Not to be outdone by the Dutch, Latin American holiday meals feature plenty of sweets and an array of desserts. Arroz Con Leche, rice puddings are found across all Latin American countries, even though recipes vary greatly between borders given a preference for either, boiled or baked, and the regional varieties of milk and spices available. And, with dough being a primary ingredient of ethnic holiday desserts around the globe, fried dough fritters call Buñuelos are also a traditional Christmas dish sprinkled with cinnamon and drizzled with piloncillo syrup (boiled sugar juice). All these delicious goodies are washed down with refreshing mixed drinks that bring about holiday cheer like Coquito, similar to eggnog with rum.

As much as the authenticity of ingredients, flavors and food preparation traditions are celebrated with crowds of family all over the world, nowhere in world is the prospect of a new year bringing good luck and prosperity literally connected to food than in my native homeland of Greece.

The heralded vasilopita sweet bread-cake features a hidden coin which brings year-long good luck to the receiver. Cut and served in the presence of all family members and friends on New Year’s Day, the dessert is the culmination of a 40-day Christmas fast and the symbolic start to a festive new year. January 1st is the name day celebration of St. Basil (Vasilios – the Great Martyr 329 AD) whom the dessert is named after. On the same day, the Orthodox celebration of the Epiphany or Theophany, the manifestation of Christ through his baptism brings hope and an enthusiastic optimism for a new awakening in a new year.

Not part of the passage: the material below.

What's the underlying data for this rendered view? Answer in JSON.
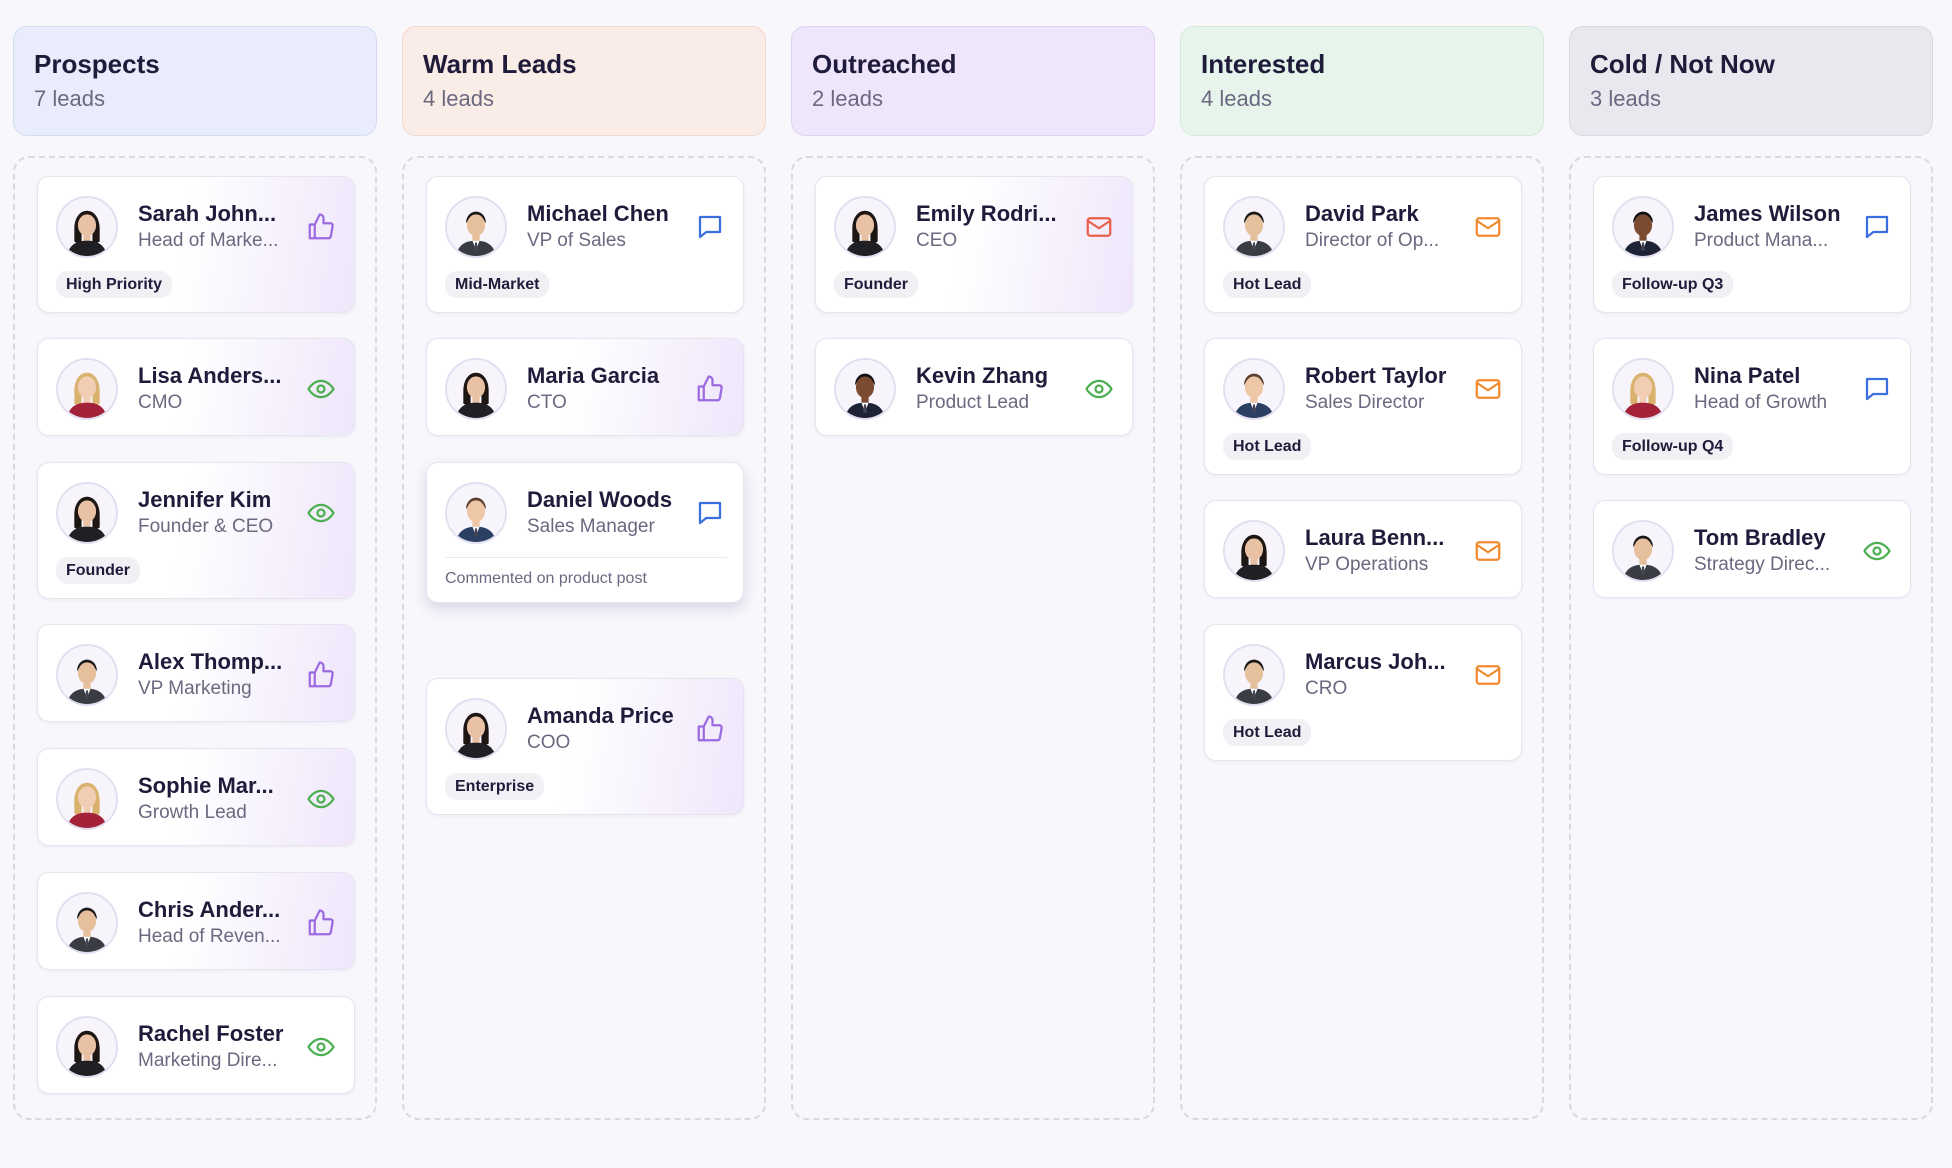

No matter what our individual beliefs are or our spiritual and religious affiliations, it is certain that food not only nourishes our body’s need for living, it also connects us to our heritage while defining our legacy. What was your favorite holiday dish and what memories did it conjure?

May 2021 bring you all, sustainable health, and exponential prosperity in all your endeavors. “Kali Orexhi” (bon appetite in Greek) for an amazing New Year.